d. This was one of many long- term military alliances between the United States and Europe.
e. All the members pledged mutual defense against any future Soviet attack.
26. Dwight D. Eisenhower appointed which kind of individuals to his cabinet?
a. The “best and brightest,” young intellectuals in their fields.
b. Former government men who had lots of combined political experience.
c. Wealthy businessmen to run the government like an efficient business.
d. A balanced mixture of Republicans and Democrats, since his party did not control Congress.
e. Weak men with little experience so that he could have complete control over domestic and foreign affairs.
27. To combat communism, one of John Kennedy’s first acts was to:
a. call for a summit meeting between the two superpowers.
b. increase military spending on ballistic missiles.
c. suggest a ban on nuclear weapons.
d. deploy combat troops to Vietnam.
e. establish the Peace Corps
28. In 1964, Congress passed the Civil Rights Act, which:
a. prohibited both racial and sexual discrimination in employment and public institutions.
b. prohibited racial discrimination in private organizations.
c. prohibited only sexual discrimination in the armed forces.
d. was passed over President Johnson’s veto.
e. had the full support of Congress.
29. The Montgomery Bus Boycott:
a. was sparked when Rosa Parks was arrested for refusing to give her seat up to a white man.
b. did not succeed in desegregating the public buses.
c. propelled Thurgood Marshall into the national spotlight as a leader in the civil rights movement.
d. marked the end of the civil rights movement.
e. lasted less than two weeks.
30. President Truman’s Fair Deal included:
a. aid to the Soviets.
b. a plan to dismantle Social Security.
c. a decrease in the minimum wage.
d. a national health insurance plan.
e. the continuation of rationing.
Short Response Questions:

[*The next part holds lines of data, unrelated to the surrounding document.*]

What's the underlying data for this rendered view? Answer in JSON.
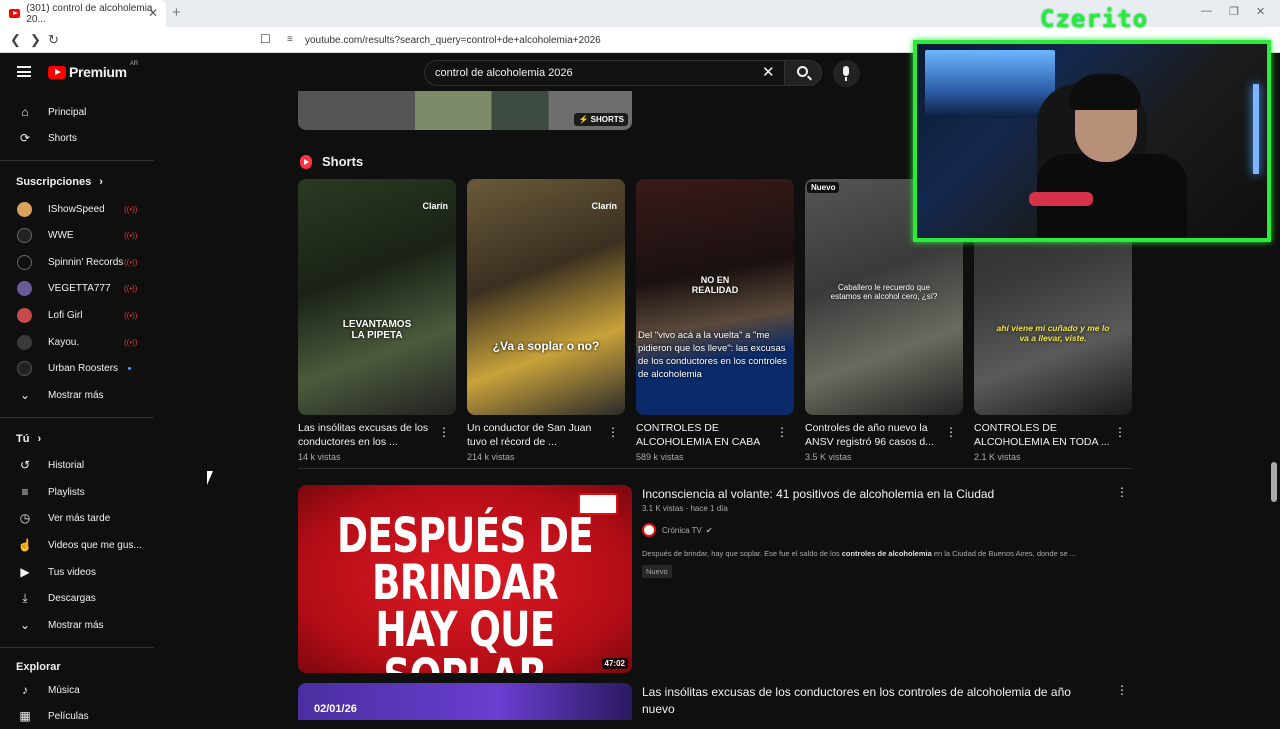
{
  "browser": {
    "tab_title": "(301) control de alcoholemia 20...",
    "url": "youtube.com/results?search_query=control+de+alcoholemia+2026",
    "tab_close": "✕",
    "new_tab": "+"
  },
  "header": {
    "brand": "Premium",
    "country": "AR",
    "search_value": "control de alcoholemia 2026",
    "clear": "✕"
  },
  "sidebar": {
    "main": [
      {
        "label": "Principal",
        "icon": "home-icon"
      },
      {
        "label": "Shorts",
        "icon": "shorts-icon"
      }
    ],
    "subscriptions_heading": "Suscripciones",
    "subscriptions": [
      {
        "label": "IShowSpeed",
        "color": "#d9a35b",
        "live": true
      },
      {
        "label": "WWE",
        "color": "#222222",
        "live": true
      },
      {
        "label": "Spinnin' Records",
        "color": "#111111",
        "live": true
      },
      {
        "label": "VEGETTA777",
        "color": "#6a5a9a",
        "live": true
      },
      {
        "label": "Lofi Girl",
        "color": "#c44b4b",
        "live": true
      },
      {
        "label": "Kayou.",
        "color": "#3a3a3a",
        "live": true
      },
      {
        "label": "Urban Roosters",
        "color": "#222222",
        "live": false
      }
    ],
    "show_more": "Mostrar más",
    "you_heading": "Tú",
    "you_items": [
      {
        "label": "Historial",
        "icon": "history-icon"
      },
      {
        "label": "Playlists",
        "icon": "playlists-icon"
      },
      {
        "label": "Ver más tarde",
        "icon": "watch-later-icon"
      },
      {
        "label": "Videos que me gus...",
        "icon": "liked-icon"
      },
      {
        "label": "Tus videos",
        "icon": "your-videos-icon"
      },
      {
        "label": "Descargas",
        "icon": "downloads-icon"
      }
    ],
    "show_more_2": "Mostrar más",
    "explore_heading": "Explorar",
    "explore_items": [
      {
        "label": "Música",
        "icon": "music-icon"
      },
      {
        "label": "Películas",
        "icon": "movies-icon"
      }
    ]
  },
  "main": {
    "top_badge": "SHORTS",
    "shorts_heading": "Shorts",
    "shorts": [
      {
        "title": "Las insólitas excusas de los conductores en los ...",
        "views": "14 k vistas",
        "overlay": "LEVANTAMOS LA PIPETA",
        "brand": "Clarín",
        "bg": "linear-gradient(160deg,#2a3a22,#1a2216 40%,#4b5a3c 70%,#222)"
      },
      {
        "title": "Un conductor de San Juan tuvo el récord de ...",
        "views": "214 k vistas",
        "overlay": "¿Va a soplar o no?",
        "brand": "Clarín",
        "bg": "linear-gradient(160deg,#6b5a3a,#3a3020 40%,#c9a23a 70%,#2a2a2a)"
      },
      {
        "title": "CONTROLES DE ALCOHOLEMIA EN CABA I...",
        "views": "589 k vistas",
        "overlay": "NO EN REALIDAD",
        "caption": "Del \"vivo acá a la vuelta\" a \"me pidieron que los lleve\": las excusas de los conductores en los controles de alcoholemia",
        "bg": "linear-gradient(170deg,#3a1a1a,#1a1010 40%,#5a4a3a 60%,#0a2a6a 75%)"
      },
      {
        "title": "Controles de año nuevo la ANSV registró 96 casos d...",
        "views": "3.5 K vistas",
        "overlay": "Caballero le recuerdo que estamos en alcohol cero, ¿sí?",
        "badge": "Nuevo",
        "bg": "linear-gradient(160deg,#555,#3a3a3a 40%,#6a6a60 70%,#222)"
      },
      {
        "title": "CONTROLES DE ALCOHOLEMIA EN TODA ...",
        "views": "2.1 K vistas",
        "overlay": "ahí viene mi cuñado y me lo va a llevar, viste.",
        "bg": "linear-gradient(160deg,#2a2a2a,#3a3a3a 40%,#5a5a5a 70%,#1a1a1a)"
      }
    ],
    "videos": [
      {
        "title": "Inconsciencia al volante: 41 positivos de alcoholemia en la Ciudad",
        "meta": "3.1 K vistas · hace 1 día",
        "channel": "Crónica TV",
        "desc_pre": "Después de brindar, hay que soplar. Ese fue el saldo de los ",
        "desc_bold": "controles de alcoholemia",
        "desc_post": " en la Ciudad de Buenos Aires, donde se ...",
        "badge": "Nuevo",
        "thumb_text": "DESPUÉS DE BRINDAR HAY QUE SOPLAR",
        "duration": "47:02",
        "thumb_color": "#c8101a"
      },
      {
        "title": "Las insólitas excusas de los conductores en los controles de alcoholemia de año nuevo",
        "thumb_date": "02/01/26",
        "thumb_color": "#5a2ea8"
      }
    ]
  },
  "overlay": {
    "streamer_name": "Czerito"
  }
}
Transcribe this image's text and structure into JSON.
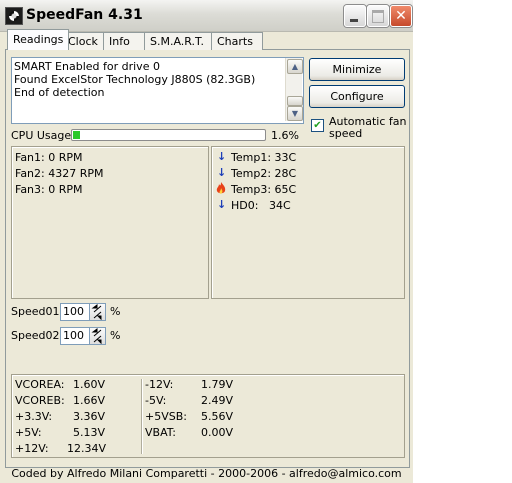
{
  "window": {
    "title": "SpeedFan 4.31",
    "close_glyph": "✕"
  },
  "tabs": [
    {
      "label": "Readings"
    },
    {
      "label": "Clock"
    },
    {
      "label": "Info"
    },
    {
      "label": "S.M.A.R.T."
    },
    {
      "label": "Charts"
    }
  ],
  "log": {
    "lines": [
      "SMART Enabled for drive 0",
      "Found ExcelStor Technology J880S (82.3GB)",
      "End of detection"
    ]
  },
  "buttons": {
    "minimize": "Minimize",
    "configure": "Configure"
  },
  "auto_fan": {
    "label": "Automatic fan speed",
    "checked": true
  },
  "cpu": {
    "label": "CPU Usage",
    "percent": 1.6,
    "percent_text": "1.6%",
    "fill_color": "#2bc82b"
  },
  "fans": [
    {
      "label": "Fan1:",
      "value": "0 RPM"
    },
    {
      "label": "Fan2:",
      "value": "4327 RPM"
    },
    {
      "label": "Fan3:",
      "value": "0 RPM"
    }
  ],
  "temps": [
    {
      "icon": "arrow-down-icon",
      "label": "Temp1:",
      "value": "33C"
    },
    {
      "icon": "arrow-down-icon",
      "label": "Temp2:",
      "value": "28C"
    },
    {
      "icon": "flame-icon",
      "label": "Temp3:",
      "value": "65C"
    },
    {
      "icon": "arrow-down-icon",
      "label": "HD0:",
      "value": "34C"
    }
  ],
  "speeds": [
    {
      "label": "Speed01:",
      "value": "100",
      "unit": "%"
    },
    {
      "label": "Speed02:",
      "value": "100",
      "unit": "%"
    }
  ],
  "voltages_left": [
    {
      "label": "VCOREA:",
      "value": "1.60V"
    },
    {
      "label": "VCOREB:",
      "value": "1.66V"
    },
    {
      "label": "+3.3V:",
      "value": "3.36V"
    },
    {
      "label": "+5V:",
      "value": "5.13V"
    },
    {
      "label": "+12V:",
      "value": "12.34V"
    }
  ],
  "voltages_right": [
    {
      "label": "-12V:",
      "value": "1.79V"
    },
    {
      "label": "-5V:",
      "value": "2.49V"
    },
    {
      "label": "+5VSB:",
      "value": "5.56V"
    },
    {
      "label": "VBAT:",
      "value": "0.00V"
    }
  ],
  "footer": "Coded by Alfredo Milani Comparetti - 2000-2006 - alfredo@almico.com",
  "colors": {
    "arrow": "#1d3fb8",
    "flame": "#e8421a"
  }
}
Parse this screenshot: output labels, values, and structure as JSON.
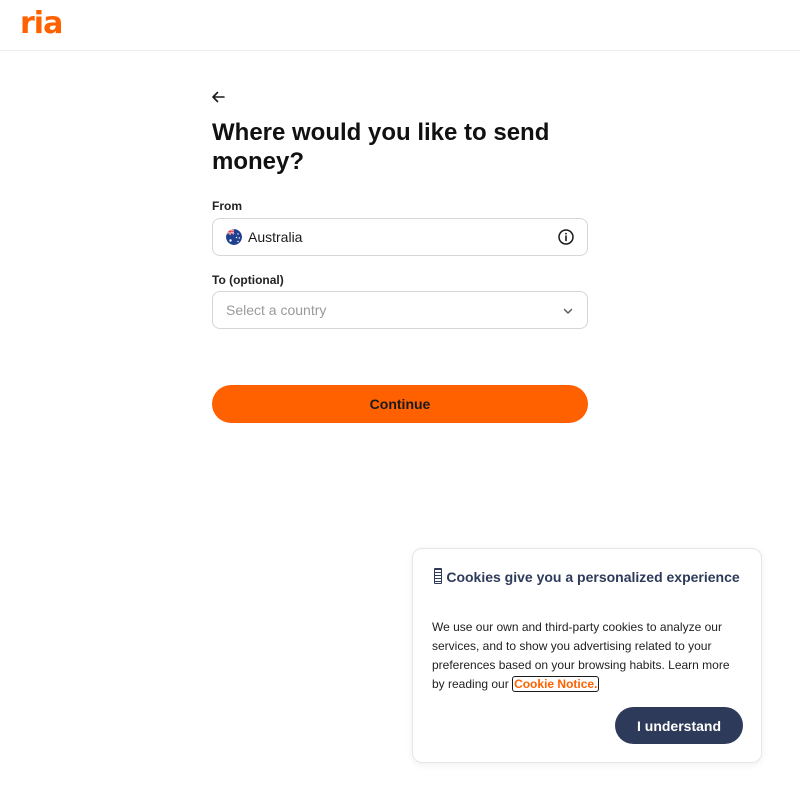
{
  "header": {
    "logo_text": "ria"
  },
  "main": {
    "title": "Where would you like to send money?",
    "from": {
      "label": "From",
      "value": "Australia",
      "flag_icon": "australia-flag-icon",
      "info_icon": "info-icon"
    },
    "to": {
      "label": "To (optional)",
      "placeholder": "Select a country",
      "chevron_icon": "chevron-down-icon"
    },
    "continue_label": "Continue"
  },
  "cookie_banner": {
    "title": "Cookies give you a personalized experience",
    "body": "We use our own and third-party cookies to analyze our services, and to show you advertising related to your preferences based on your browsing habits. Learn more by reading our",
    "link_text": "Cookie Notice.",
    "button_label": "I understand"
  },
  "colors": {
    "brand_orange": "#ff6100",
    "navy": "#2e3a5a"
  }
}
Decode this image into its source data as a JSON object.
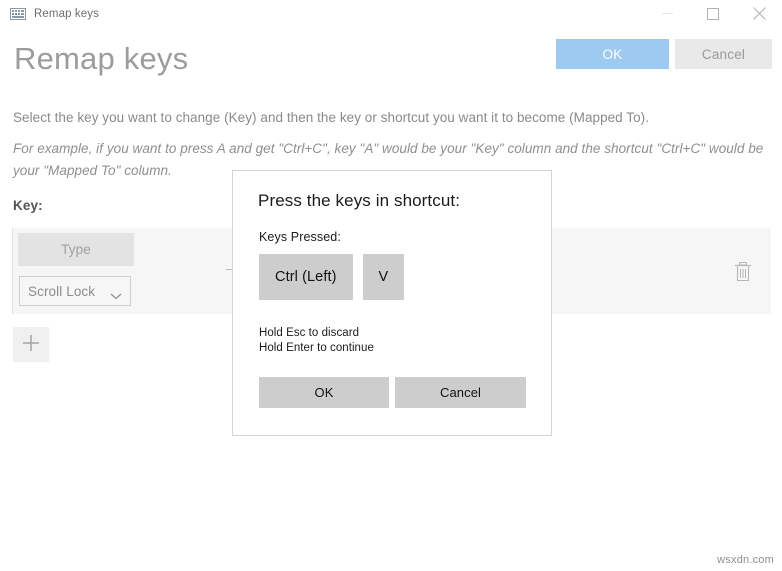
{
  "window": {
    "titlebar_title": "Remap keys",
    "app_icon": "keyboard-icon",
    "controls": {
      "minimize": "minimize-icon",
      "maximize": "maximize-icon",
      "close": "close-icon"
    }
  },
  "header": {
    "page_title": "Remap keys",
    "ok_label": "OK",
    "cancel_label": "Cancel",
    "ok_color": "#9ccaf0",
    "cancel_color": "#e9e9e9"
  },
  "description": {
    "line1": "Select the key you want to change (Key) and then the key or shortcut you want it to become (Mapped To).",
    "line2": "For example, if you want to press A and get \"Ctrl+C\", key \"A\" would be your \"Key\" column and the shortcut \"Ctrl+C\" would be your \"Mapped To\" column."
  },
  "columns": {
    "key_label": "Key:"
  },
  "mapping_row": {
    "type_button_label": "Type",
    "key_select_value": "Scroll Lock",
    "key_select_options": [
      "Scroll Lock"
    ],
    "chevron_icon": "chevron-down-icon",
    "delete_icon": "trash-icon",
    "row_background": "#f6f6f6"
  },
  "add_button": {
    "icon": "plus-icon"
  },
  "dialog": {
    "title": "Press the keys in shortcut:",
    "subtitle": "Keys Pressed:",
    "keys": [
      "Ctrl (Left)",
      "V"
    ],
    "hint_line1": "Hold Esc to discard",
    "hint_line2": "Hold Enter to continue",
    "ok_label": "OK",
    "cancel_label": "Cancel",
    "chip_color": "#cdcdcd"
  },
  "watermark": "wsxdn.com"
}
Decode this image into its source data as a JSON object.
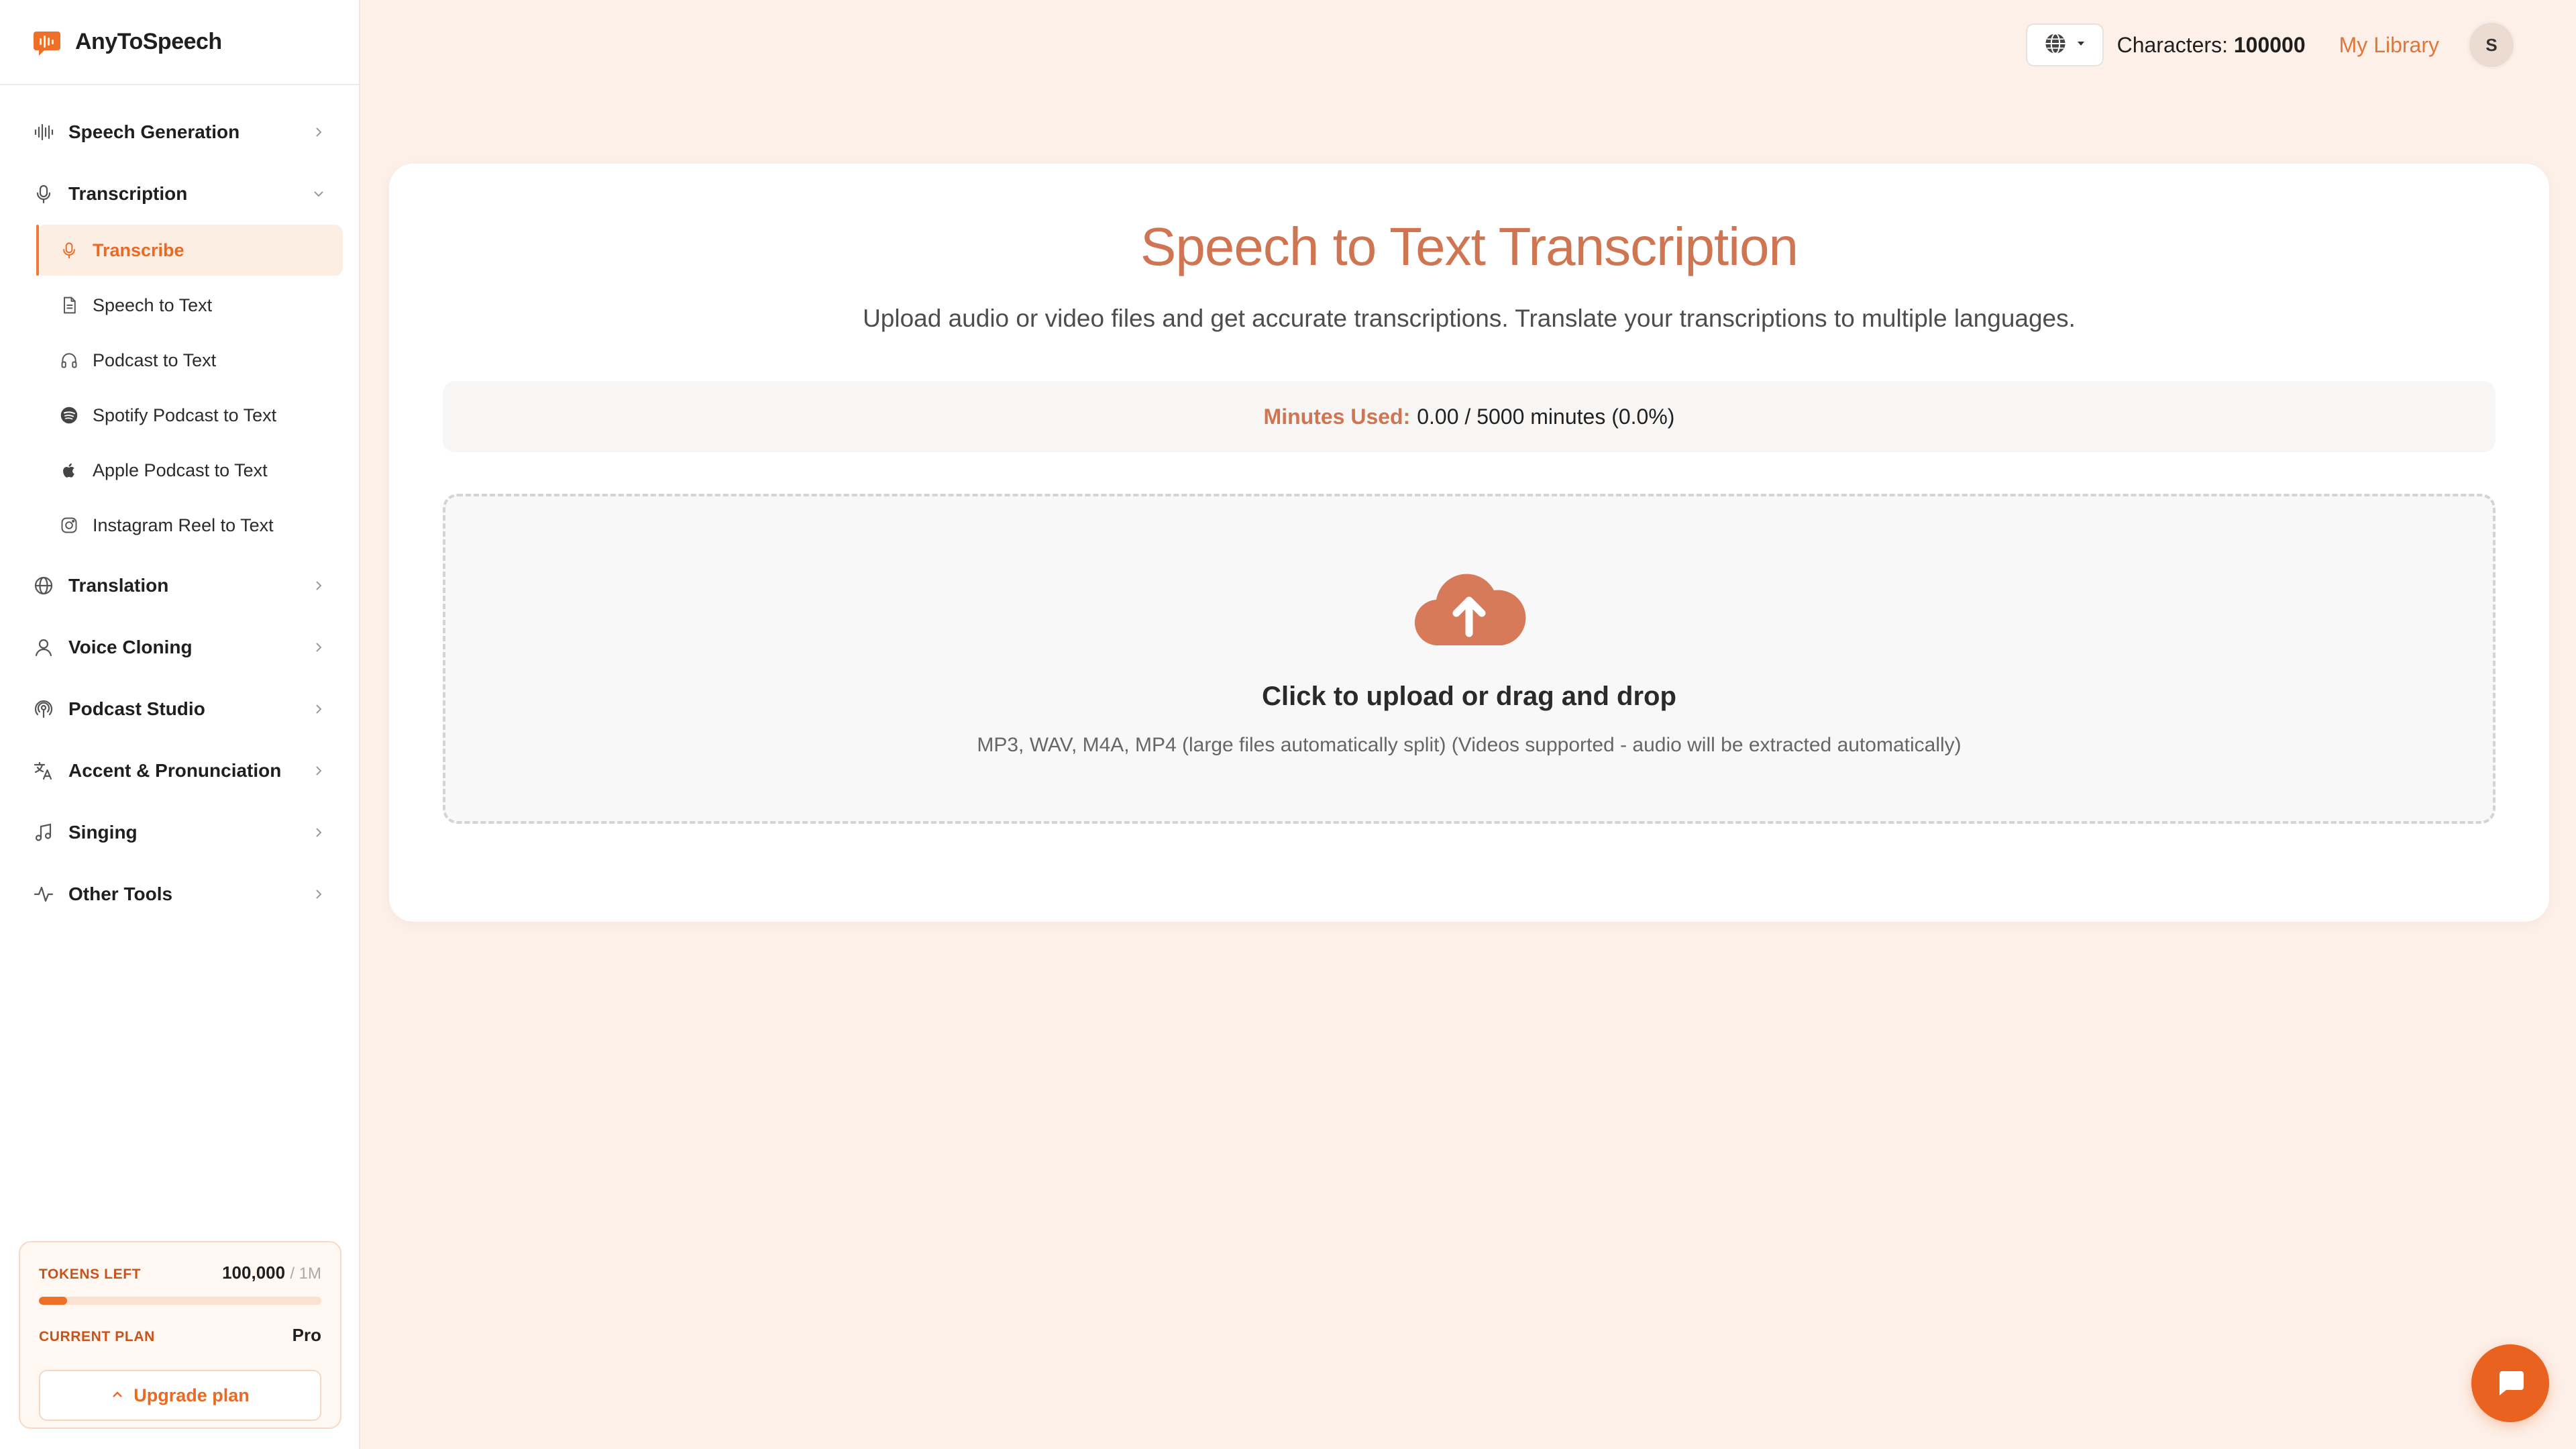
{
  "app": {
    "name": "AnyToSpeech"
  },
  "sidebar": {
    "sections": [
      {
        "label": "Speech Generation",
        "icon": "waveform-icon"
      },
      {
        "label": "Transcription",
        "icon": "microphone-icon",
        "expanded": true
      },
      {
        "label": "Translation",
        "icon": "globe-icon"
      },
      {
        "label": "Voice Cloning",
        "icon": "user-icon"
      },
      {
        "label": "Podcast Studio",
        "icon": "podcast-icon"
      },
      {
        "label": "Accent & Pronunciation",
        "icon": "translate-icon"
      },
      {
        "label": "Singing",
        "icon": "music-note-icon"
      },
      {
        "label": "Other Tools",
        "icon": "activity-icon"
      }
    ],
    "transcription_items": [
      {
        "label": "Transcribe",
        "icon": "microphone-icon",
        "active": true
      },
      {
        "label": "Speech to Text",
        "icon": "document-icon"
      },
      {
        "label": "Podcast to Text",
        "icon": "headphones-icon"
      },
      {
        "label": "Spotify Podcast to Text",
        "icon": "spotify-icon"
      },
      {
        "label": "Apple Podcast to Text",
        "icon": "apple-icon"
      },
      {
        "label": "Instagram Reel to Text",
        "icon": "instagram-icon"
      }
    ],
    "plan": {
      "tokens_label": "TOKENS LEFT",
      "tokens_value": "100,000",
      "tokens_total": "/ 1M",
      "tokens_fraction": 0.1,
      "plan_label": "CURRENT PLAN",
      "plan_value": "Pro",
      "upgrade_label": "Upgrade plan"
    }
  },
  "topbar": {
    "characters_label": "Characters:",
    "characters_value": "100000",
    "library_label": "My Library",
    "avatar_initial": "S"
  },
  "main": {
    "title": "Speech to Text Transcription",
    "subtitle": "Upload audio or video files and get accurate transcriptions. Translate your transcriptions to multiple languages.",
    "usage_label": "Minutes Used:",
    "usage_value": "0.00 / 5000 minutes (0.0%)",
    "upload_title": "Click to upload or drag and drop",
    "upload_hint": "MP3, WAV, M4A, MP4 (large files automatically split) (Videos supported - audio will be extracted automatically)"
  },
  "colors": {
    "accent": "#ea6a23",
    "title": "#cf7552",
    "background": "#fdf0e8"
  }
}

1. Analyze the policy of containment. How did the United States enact this policy?
2. Discuss the changes in the American economy during the postwar period. Be sure to discuss the agricultural, industrial, and consumer sectors of the economy.
3. The civil rights movement gained momentum in the 1950s, nearly ninety years after Reconstruction. Explain why the movement finally took off in the 1950s. What caused it to do so?
4. During the 1960s, the United States had become a more open, more tolerant— in a word, freer— country. Defend or refute that statement.
5. How did John F. Kennedy’s foreign policy agenda envision new initiatives aimed at countering communist influence in the world? How successful was Kennedy’s